And that’s the crux for Vision 2040 and its efforts surrounding new arrivals, Mathiasen said. “We can bring them here but are we able to retain them?”
She and Olow said there are many issues that Vision 2040 needs to tackle. Housing is key, as the city cannot attract new residents if there’s a shortage of affordable places to live, they said.
While regional employers report increasing difficulty in bringing in skilled workers, prospective new residents say there’s often a shortage of desirable employment opportunities.
Participants at the recent “Brain Gain” forum spoke of other issues as well. Some wondered whether new arrivals feel welcomed. Others spoke of expectations that Kandiyohi County should have a lot of amenities.
For new arrivals, it can be an adjustment. Hannah Abraham, 22, started working this spring for Kandiyohi and Renville County Public Health, and she says the transition from St. Cloud, where she lived and attended college, was “definitely a huge change.”

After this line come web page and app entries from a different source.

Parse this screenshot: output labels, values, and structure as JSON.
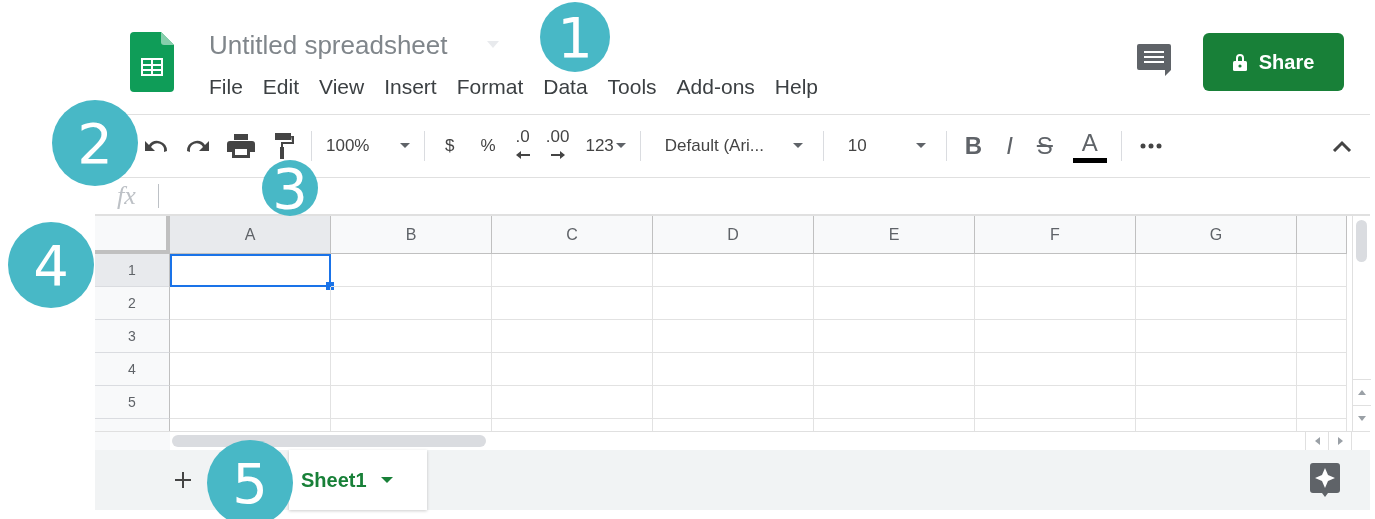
{
  "document": {
    "title": "Untitled spreadsheet"
  },
  "menu": [
    {
      "label": "File"
    },
    {
      "label": "Edit"
    },
    {
      "label": "View"
    },
    {
      "label": "Insert"
    },
    {
      "label": "Format"
    },
    {
      "label": "Data"
    },
    {
      "label": "Tools"
    },
    {
      "label": "Add-ons"
    },
    {
      "label": "Help"
    }
  ],
  "share_button": {
    "label": "Share"
  },
  "toolbar": {
    "zoom": "100%",
    "currency": "$",
    "percent": "%",
    "decrease_decimal": ".0",
    "increase_decimal": ".00",
    "number_format": "123",
    "font": "Default (Ari...",
    "font_size": "10",
    "bold": "B",
    "italic": "I",
    "strikethrough": "S",
    "text_color": {
      "label": "A",
      "color": "#000000"
    }
  },
  "formula_bar": {
    "label": "fx"
  },
  "grid": {
    "columns": [
      {
        "label": "A",
        "selected": true
      },
      {
        "label": "B",
        "selected": false
      },
      {
        "label": "C",
        "selected": false
      },
      {
        "label": "D",
        "selected": false
      },
      {
        "label": "E",
        "selected": false
      },
      {
        "label": "F",
        "selected": false
      },
      {
        "label": "G",
        "selected": false
      }
    ],
    "rows": [
      {
        "label": "1",
        "selected": true
      },
      {
        "label": "2",
        "selected": false
      },
      {
        "label": "3",
        "selected": false
      },
      {
        "label": "4",
        "selected": false
      },
      {
        "label": "5",
        "selected": false
      }
    ]
  },
  "sheet_tabs": [
    {
      "label": "Sheet1",
      "selected": true
    }
  ],
  "callouts": [
    {
      "label": "1"
    },
    {
      "label": "2"
    },
    {
      "label": "3"
    },
    {
      "label": "4"
    },
    {
      "label": "5"
    }
  ]
}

At times she has sensed people’s reaction that “you’re not from here,” she said. “It was pretty intimidating at first.”
But she and Schueler, her co-worker, like where they have settled and are enthusiastic about contributing.
Schueler’s advice to others who are new to town: “Use a positive lens when it comes to viewing your community. Things are happening so find them. If you don’t dig in, you’ll get stuck in the negative.”
Community leaders hope to see the conversation broadened to include more people.
Having the facts is important for addressing rural demographic trends, said Harlan Madsen, a Kandiyohi County Commissioner. “We have allowed negativity or perception to govern,” he said.
Winchester told the task force they’re “well ahead of the game” in attempting to address rural population trends.
“Don’t be in a hurry. Do it right,” he said.